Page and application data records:
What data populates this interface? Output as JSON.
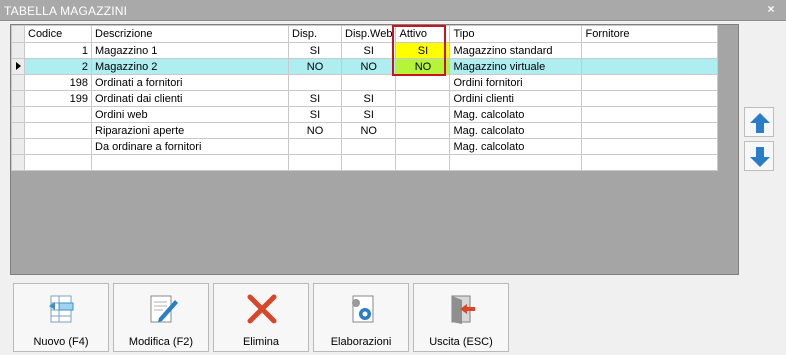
{
  "window": {
    "title": "TABELLA MAGAZZINI",
    "close_glyph": "×"
  },
  "grid": {
    "columns": [
      "Codice",
      "Descrizione",
      "Disp.",
      "Disp.Web",
      "Attivo",
      "Tipo",
      "Fornitore"
    ],
    "rows": [
      {
        "codice": "1",
        "descrizione": "Magazzino 1",
        "disp": "SI",
        "disp_web": "SI",
        "attivo": "SI",
        "tipo": "Magazzino standard",
        "fornitore": ""
      },
      {
        "codice": "2",
        "descrizione": "Magazzino 2",
        "disp": "NO",
        "disp_web": "NO",
        "attivo": "NO",
        "tipo": "Magazzino virtuale",
        "fornitore": ""
      },
      {
        "codice": "198",
        "descrizione": "Ordinati a fornitori",
        "disp": "",
        "disp_web": "",
        "attivo": "",
        "tipo": "Ordini fornitori",
        "fornitore": ""
      },
      {
        "codice": "199",
        "descrizione": "Ordinati dai clienti",
        "disp": "SI",
        "disp_web": "SI",
        "attivo": "",
        "tipo": "Ordini clienti",
        "fornitore": ""
      },
      {
        "codice": "",
        "descrizione": "Ordini web",
        "disp": "SI",
        "disp_web": "SI",
        "attivo": "",
        "tipo": "Mag. calcolato",
        "fornitore": ""
      },
      {
        "codice": "",
        "descrizione": "Riparazioni aperte",
        "disp": "NO",
        "disp_web": "NO",
        "attivo": "",
        "tipo": "Mag. calcolato",
        "fornitore": ""
      },
      {
        "codice": "",
        "descrizione": "Da ordinare a fornitori",
        "disp": "",
        "disp_web": "",
        "attivo": "",
        "tipo": "Mag. calcolato",
        "fornitore": ""
      },
      {
        "codice": "",
        "descrizione": "",
        "disp": "",
        "disp_web": "",
        "attivo": "",
        "tipo": "",
        "fornitore": ""
      }
    ],
    "selected_row": 1
  },
  "side_buttons": {
    "up_icon": "arrow-up-icon",
    "down_icon": "arrow-down-icon"
  },
  "toolbar": {
    "nuovo": "Nuovo (F4)",
    "modifica": "Modifica (F2)",
    "elimina": "Elimina",
    "elaborazioni": "Elaborazioni",
    "uscita": "Uscita (ESC)"
  },
  "colors": {
    "titlebar": "#a9a9a9",
    "selected_row": "#aeeef1",
    "attivo_si": "#ffff00",
    "attivo_no": "#b6f43a",
    "highlight_border": "#c8141e",
    "arrow_blue": "#2a7ec8",
    "delete_red": "#d9472b"
  }
}
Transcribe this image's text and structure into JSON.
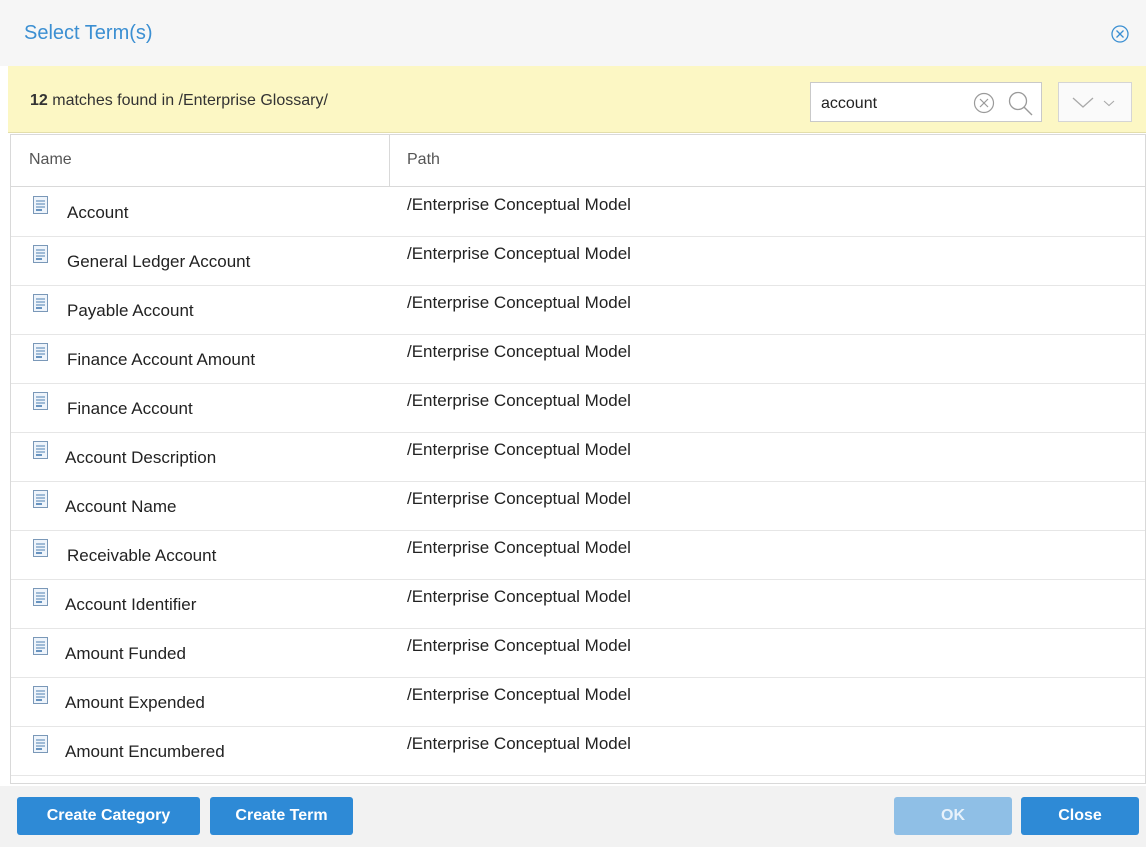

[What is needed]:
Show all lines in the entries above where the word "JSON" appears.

[Reply]:
What data populates this interface? Output as JSON.
Transcribe this image's text and structure into JSON.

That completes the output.